A Journal of Applied Research in Contemporary Politics
Ed. by Disalvo, Daniel / Stonecash, Jeffrey
IMPACT FACTOR increased in 2014: 0.377
SCImago Journal Rank (SJR) 2014: 0.268
Source Normalized Impact per Paper (SNIP) 2014: 0.241
Impact per Publication (IPP) 2014: 0.198
Volume 14 (2016)
Volume 13 (2015)
Volume 12 (2014)
Volume 11 (2013)
Volume 10 (2012)
Volume 9 (2011)
Most Downloaded Articles
- Even the Geeks are Polarized: The Dispute over the ‘Real Driver’ in American Elections by Goldstein, Ken/ Dallek, Matthew and Rivlin, Joel
- Richer Parties, Better Politics? Party-Centered Campaign Finance Laws and American Democracy by La Raja, Raymond J.
- If I Could Hold a Seminar for Political Journalists… by Fiorina, Morris P.

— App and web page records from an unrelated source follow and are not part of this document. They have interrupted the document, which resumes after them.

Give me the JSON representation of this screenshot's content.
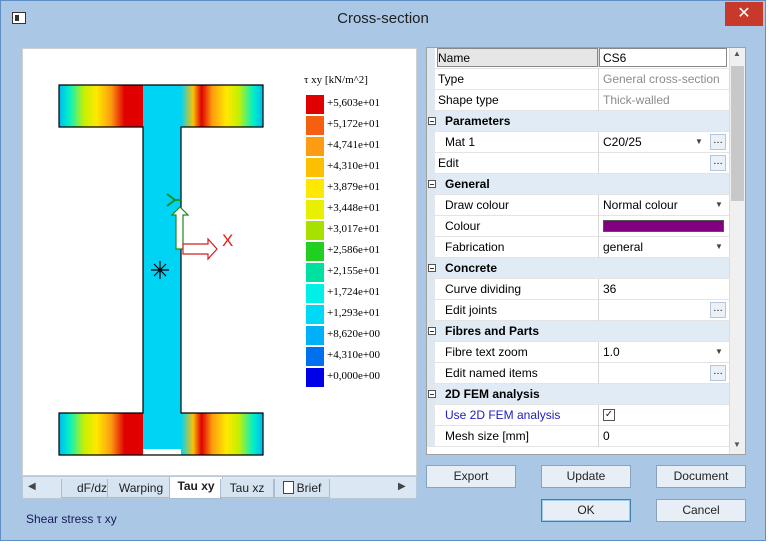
{
  "window": {
    "title": "Cross-section",
    "close_glyph": "✕"
  },
  "legend": {
    "title": "τ xy [kN/m^2]",
    "entries": [
      {
        "label": "+5,603e+01",
        "color": "#e00000"
      },
      {
        "label": "+5,172e+01",
        "color": "#f46010"
      },
      {
        "label": "+4,741e+01",
        "color": "#fc9c10"
      },
      {
        "label": "+4,310e+01",
        "color": "#fcc000"
      },
      {
        "label": "+3,879e+01",
        "color": "#ffe800"
      },
      {
        "label": "+3,448e+01",
        "color": "#e8f000"
      },
      {
        "label": "+3,017e+01",
        "color": "#a8e000"
      },
      {
        "label": "+2,586e+01",
        "color": "#20d020"
      },
      {
        "label": "+2,155e+01",
        "color": "#00e0a0"
      },
      {
        "label": "+1,724e+01",
        "color": "#00f0e8"
      },
      {
        "label": "+1,293e+01",
        "color": "#00d8f8"
      },
      {
        "label": "+8,620e+00",
        "color": "#00b0f8"
      },
      {
        "label": "+4,310e+00",
        "color": "#0070f0"
      },
      {
        "label": "+0,000e+00",
        "color": "#0000e8"
      }
    ]
  },
  "axes": {
    "x_label": "X"
  },
  "tabs": [
    {
      "label": "dF/dz",
      "active": false
    },
    {
      "label": "Warping",
      "active": false
    },
    {
      "label": "Tau xy",
      "active": true
    },
    {
      "label": "Tau xz",
      "active": false
    },
    {
      "label": "Brief",
      "active": false,
      "icon": "document-icon"
    }
  ],
  "status": {
    "text": "Shear stress τ xy"
  },
  "properties": {
    "rows": [
      {
        "type": "prop",
        "label": "Name",
        "value": "CS6",
        "selected": true
      },
      {
        "type": "prop",
        "label": "Type",
        "value": "General cross-section",
        "grey": true
      },
      {
        "type": "prop",
        "label": "Shape type",
        "value": "Thick-walled",
        "grey": true
      },
      {
        "type": "cat",
        "label": "Parameters"
      },
      {
        "type": "prop",
        "label": "Mat 1",
        "value": "C20/25",
        "dropdown": true,
        "dots": true,
        "indent": true
      },
      {
        "type": "prop",
        "label": "Edit",
        "value": "",
        "dots": true
      },
      {
        "type": "cat",
        "label": "General"
      },
      {
        "type": "prop",
        "label": "Draw colour",
        "value": "Normal colour",
        "dropdown": true,
        "indent": true
      },
      {
        "type": "prop",
        "label": "Colour",
        "value": "",
        "swatch": "#800080",
        "indent": true
      },
      {
        "type": "prop",
        "label": "Fabrication",
        "value": "general",
        "dropdown": true,
        "indent": true
      },
      {
        "type": "cat",
        "label": "Concrete"
      },
      {
        "type": "prop",
        "label": "Curve dividing",
        "value": "36",
        "indent": true
      },
      {
        "type": "prop",
        "label": "Edit joints",
        "value": "",
        "dots": true,
        "indent": true
      },
      {
        "type": "cat",
        "label": "Fibres and Parts"
      },
      {
        "type": "prop",
        "label": "Fibre text zoom",
        "value": "1.0",
        "dropdown": true,
        "indent": true
      },
      {
        "type": "prop",
        "label": "Edit named items",
        "value": "",
        "dots": true,
        "indent": true
      },
      {
        "type": "cat",
        "label": "2D FEM analysis"
      },
      {
        "type": "prop",
        "label": "Use 2D FEM analysis",
        "value": "",
        "checkbox": true,
        "checked": true,
        "indent": true,
        "blue": true
      },
      {
        "type": "prop",
        "label": "Mesh size [mm]",
        "value": "0",
        "indent": true
      }
    ]
  },
  "buttons": {
    "export": "Export",
    "update": "Update",
    "document": "Document",
    "ok": "OK",
    "cancel": "Cancel"
  },
  "colors": {
    "section_fill": "#00d4f4",
    "property_colour": "#800080"
  }
}
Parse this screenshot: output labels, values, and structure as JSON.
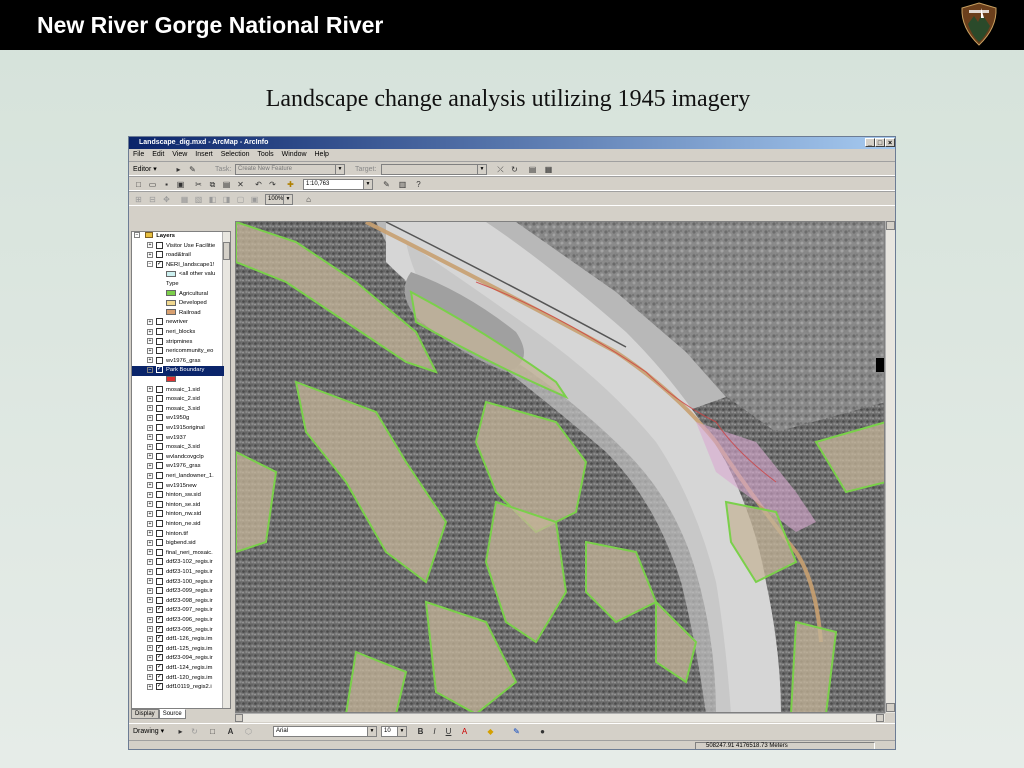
{
  "slide": {
    "header_title": "New River Gorge National River",
    "subtitle": "Landscape change analysis utilizing 1945 imagery"
  },
  "window": {
    "title": "Landscape_dig.mxd - ArcMap - ArcInfo",
    "controls": [
      "_",
      "□",
      "×"
    ]
  },
  "menu": [
    "File",
    "Edit",
    "View",
    "Insert",
    "Selection",
    "Tools",
    "Window",
    "Help"
  ],
  "editor_toolbar": {
    "editor_label": "Editor ▾",
    "task_label": "Task:",
    "task_value": "Create New Feature",
    "target_label": "Target:",
    "target_value": ""
  },
  "standard_toolbar": {
    "scale": "1:10,763"
  },
  "georef_toolbar": {
    "zoom": "100%"
  },
  "toc": {
    "tabs": [
      "Display",
      "Source"
    ],
    "root": "Layers",
    "layers": [
      {
        "name": "Visitor Use Facilitie",
        "checked": false,
        "expanded": false
      },
      {
        "name": "road&trail",
        "checked": false,
        "expanded": false
      },
      {
        "name": "NERI_landscape1!",
        "checked": true,
        "expanded": true
      },
      {
        "name": "<all other valu",
        "swatch": "#ccf0f0",
        "sub": true
      },
      {
        "name": "Type",
        "sub": true
      },
      {
        "name": "Agricultural",
        "swatch": "#7ccf4a",
        "sub": true
      },
      {
        "name": "Developed",
        "swatch": "#f0d890",
        "sub": true
      },
      {
        "name": "Railroad",
        "swatch": "#d8a070",
        "sub": true
      },
      {
        "name": "newriver",
        "checked": false,
        "expanded": false
      },
      {
        "name": "neri_blocks",
        "checked": false,
        "expanded": false
      },
      {
        "name": "stripmines",
        "checked": false,
        "expanded": false
      },
      {
        "name": "nericommunity_eo",
        "checked": false,
        "expanded": false
      },
      {
        "name": "wv1976_gras",
        "checked": false,
        "expanded": false
      },
      {
        "name": "Park Boundary",
        "checked": true,
        "expanded": true,
        "selected": true
      },
      {
        "name": "",
        "swatch": "#e03030",
        "sub": true
      },
      {
        "name": "mosaic_1.sid",
        "checked": false,
        "expanded": false
      },
      {
        "name": "mosaic_2.sid",
        "checked": false,
        "expanded": false
      },
      {
        "name": "mosaic_3.sid",
        "checked": false,
        "expanded": false
      },
      {
        "name": "wv1950g",
        "checked": false,
        "expanded": false
      },
      {
        "name": "wv1915original",
        "checked": false,
        "expanded": false
      },
      {
        "name": "wv1937",
        "checked": false,
        "expanded": false
      },
      {
        "name": "mosaic_3.sid",
        "checked": false,
        "expanded": false
      },
      {
        "name": "wvlandcovgclp",
        "checked": false,
        "expanded": false
      },
      {
        "name": "wv1976_gras",
        "checked": false,
        "expanded": false
      },
      {
        "name": "neri_landowner_1.",
        "checked": false,
        "expanded": false
      },
      {
        "name": "wv1915new",
        "checked": false,
        "expanded": false
      },
      {
        "name": "hinton_sw.sid",
        "checked": false,
        "expanded": false
      },
      {
        "name": "hinton_se.sid",
        "checked": false,
        "expanded": false
      },
      {
        "name": "hinton_nw.sid",
        "checked": false,
        "expanded": false
      },
      {
        "name": "hinton_ne.sid",
        "checked": false,
        "expanded": false
      },
      {
        "name": "hinton.tif",
        "checked": false,
        "expanded": false
      },
      {
        "name": "bigbend.sid",
        "checked": false,
        "expanded": false
      },
      {
        "name": "final_neri_mosaic.",
        "checked": false,
        "expanded": false
      },
      {
        "name": "ddf23-102_regis.ir",
        "checked": false,
        "expanded": false
      },
      {
        "name": "ddf23-101_regis.ir",
        "checked": false,
        "expanded": false
      },
      {
        "name": "ddf23-100_regis.ir",
        "checked": false,
        "expanded": false
      },
      {
        "name": "ddf23-099_regis.ir",
        "checked": false,
        "expanded": false
      },
      {
        "name": "ddf23-098_regis.ir",
        "checked": false,
        "expanded": false
      },
      {
        "name": "ddf23-097_regis.ir",
        "checked": true,
        "expanded": false
      },
      {
        "name": "ddf23-096_regis.ir",
        "checked": true,
        "expanded": false
      },
      {
        "name": "ddf23-095_regis.ir",
        "checked": true,
        "expanded": false
      },
      {
        "name": "ddf1-126_regis.im",
        "checked": true,
        "expanded": false
      },
      {
        "name": "ddf1-125_regis.im",
        "checked": true,
        "expanded": false
      },
      {
        "name": "ddf23-094_regis.ir",
        "checked": true,
        "expanded": false
      },
      {
        "name": "ddf1-124_regis.im",
        "checked": true,
        "expanded": false
      },
      {
        "name": "ddf1-120_regis.im",
        "checked": true,
        "expanded": false
      },
      {
        "name": "ddf10119_regis2.i",
        "checked": true,
        "expanded": false
      }
    ]
  },
  "drawing_toolbar": {
    "drawing_label": "Drawing ▾",
    "font": "Arial",
    "size": "10"
  },
  "status": {
    "coordinates": "508247.91  4176518.73 Meters"
  }
}
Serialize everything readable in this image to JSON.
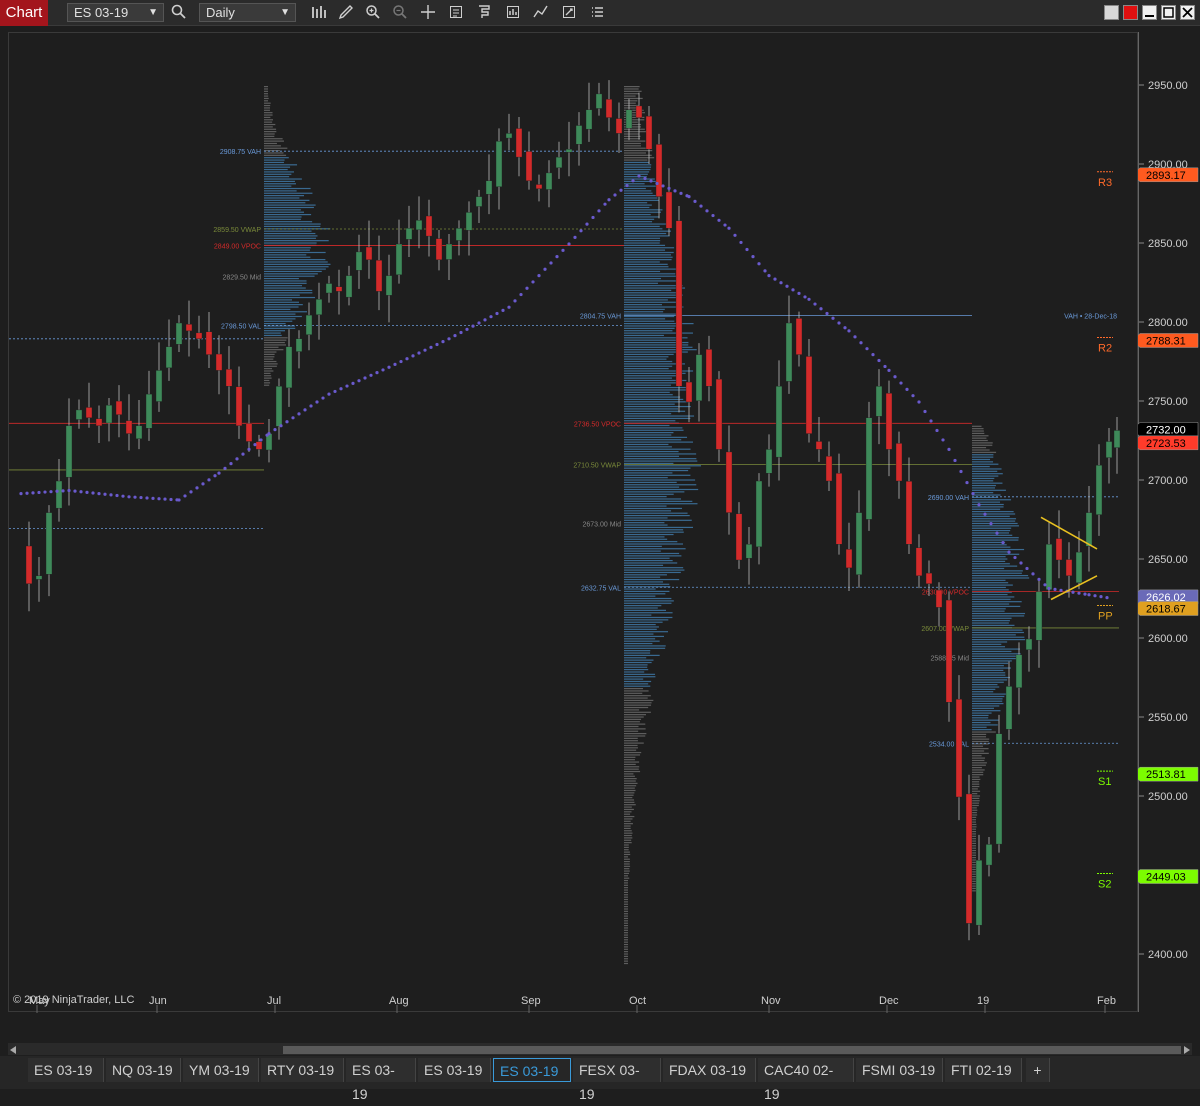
{
  "toolbar": {
    "chart_label": "Chart",
    "instrument": "ES 03-19",
    "interval": "Daily",
    "icons": [
      "search-icon",
      "bar-style-icon",
      "drawing-tools-icon",
      "zoom-in-icon",
      "zoom-out-icon",
      "crosshair-icon",
      "data-box-icon",
      "indicators-icon",
      "strategies-icon",
      "chart-trader-icon",
      "properties-icon",
      "templates-icon"
    ]
  },
  "chart": {
    "copyright": "© 2019 NinjaTrader, LLC",
    "x_labels": [
      "May",
      "Jun",
      "Jul",
      "Aug",
      "Sep",
      "Oct",
      "Nov",
      "Dec",
      "19",
      "Feb"
    ],
    "y_ticks": [
      "2950.00",
      "2900.00",
      "2850.00",
      "2800.00",
      "2750.00",
      "2700.00",
      "2650.00",
      "2600.00",
      "2550.00",
      "2500.00",
      "2450.00",
      "2400.00"
    ],
    "price_markers": [
      {
        "value": "2893.17",
        "color": "#ff5a1f",
        "fg": "#000"
      },
      {
        "value": "2788.31",
        "color": "#ff5a1f",
        "fg": "#000"
      },
      {
        "value": "2732.00",
        "color": "#000000",
        "fg": "#ffffff"
      },
      {
        "value": "2723.53",
        "color": "#ff3b2a",
        "fg": "#000"
      },
      {
        "value": "2626.02",
        "color": "#6a6ab8",
        "fg": "#ffffff"
      },
      {
        "value": "2618.67",
        "color": "#e0a020",
        "fg": "#000"
      },
      {
        "value": "2513.81",
        "color": "#7cfc00",
        "fg": "#000"
      },
      {
        "value": "2449.03",
        "color": "#7cfc00",
        "fg": "#000"
      }
    ],
    "pivots": [
      {
        "label": "R3",
        "color": "#ff6a2a"
      },
      {
        "label": "R2",
        "color": "#ff6a2a"
      },
      {
        "label": "PP",
        "color": "#e0a020"
      },
      {
        "label": "S1",
        "color": "#7cfc00"
      },
      {
        "label": "S2",
        "color": "#7cfc00"
      }
    ],
    "profile1": {
      "vah": "2908.75 VAH",
      "vwap": "2859.50 VWAP",
      "vpoc": "2849.00 VPOC",
      "mid": "2829.50 Mid",
      "val": "2798.50 VAL"
    },
    "profile2": {
      "vah": "2804.75 VAH",
      "vpoc": "2736.50 VPOC",
      "vwap": "2710.50 VWAP",
      "mid": "2673.00 Mid",
      "val": "2632.75 VAL"
    },
    "profile3": {
      "vah": "2690.00 VAH",
      "vpoc": "2630.00 VPOC",
      "vwap": "2607.00 VWAP",
      "mid": "2588.25 Mid",
      "val": "2534.00 VAL"
    },
    "prior_vah": "VAH • 28-Dec-18",
    "colors": {
      "up": "#3e8a5a",
      "down": "#d42a2a",
      "vwap_dots": "#6a5acd",
      "profile": "#4a7fa8",
      "vah": "#6a9ad9",
      "vpoc": "#d42a2a",
      "vwap": "#7a8a3a"
    }
  },
  "tabs": [
    "ES 03-19",
    "NQ 03-19",
    "YM 03-19",
    "RTY 03-19",
    "ES 03-19",
    "ES 03-19",
    "ES 03-19",
    "FESX 03-19",
    "FDAX 03-19",
    "CAC40 02-19",
    "FSMI 03-19",
    "FTI 02-19"
  ],
  "active_tab_index": 6,
  "add_tab": "+"
}
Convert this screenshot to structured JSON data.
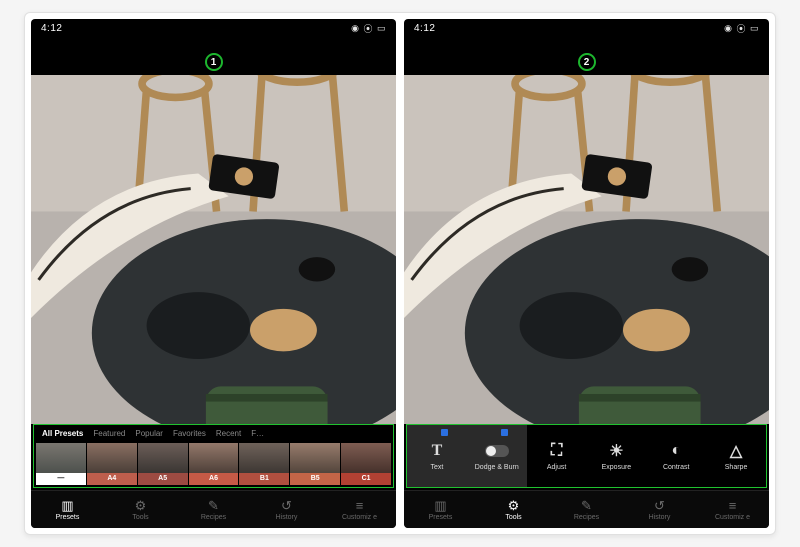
{
  "status": {
    "time": "4:12",
    "wifi": "wifi",
    "battery": "battery"
  },
  "steps": {
    "one": "1",
    "two": "2"
  },
  "preset_tabs": {
    "all": "All Presets",
    "featured": "Featured",
    "popular": "Popular",
    "favorites": "Favorites",
    "recent": "Recent",
    "for": "F…"
  },
  "presets": [
    {
      "label": "—",
      "tint": "#ffffff"
    },
    {
      "label": "A4",
      "tint": "#bd5e4c"
    },
    {
      "label": "A5",
      "tint": "#9d4b42"
    },
    {
      "label": "A6",
      "tint": "#c65a46"
    },
    {
      "label": "B1",
      "tint": "#b04f3f"
    },
    {
      "label": "B5",
      "tint": "#c46547"
    },
    {
      "label": "C1",
      "tint": "#b24133"
    }
  ],
  "tools": {
    "text": "Text",
    "dodge": "Dodge & Burn",
    "adjust": "Adjust",
    "exposure": "Exposure",
    "contrast": "Contrast",
    "sharpen": "Sharpe"
  },
  "nav": {
    "presets": "Presets",
    "tools": "Tools",
    "recipes": "Recipes",
    "history": "History",
    "customize": "Customiz e"
  }
}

- Delegation, Control, and the Study of Public Bureaucracy by Moe, Terry M.
- Why Trump – and How Far Can He Go? by Mayer, William G.
The Economic Records of the Presidents: Party Differences and Inherited Economic Conditions
1University at Buffalo, SUNY
Citation Information: The Forum. Volume 9, Issue 1, ISSN (Online) 1540-8884, DOI: 10.2202/1540-8884.1429, April 2011
- Published Online:
Several studies of the post-war American political economy find that Democratic presidents have been more successful than Republicans. Most recently, Bartels (2008) found that economic growth had been greater and that unemployment and income inequality had been lower under Democratic presidents since 1948. If true, these findings combined with the frequent success of Republicans in presidential elections pose a challenge to theories of retrospective voting and responsible party government. This reexamination of these findings indicates that they are an artifact of specification error. Previous estimates did not properly take into account the lagged effects of the economy. Once lagged economic effects are taken into account, party differences in economic performance are shown to be the effects of economic conditions inherited from the previous president and not the consequence of real policy differences. Specifically, the economy was in recession when Republican presidents became responsible for the economy in each of the four post-1948 transitions from Democratic to Republican presidents. This was not the case for the transitions from Republicans to Democrats. When economic conditions leading into a year are taken into account, there are no presidential party differences with respect to growth, unemployment, or income inequality.
Here you can find all Crossref-listed publications in which this article is cited. If you would like to receive automatic email messages as soon as this article is cited in other publications, simply activate the “Citation Alert” on the top of this page.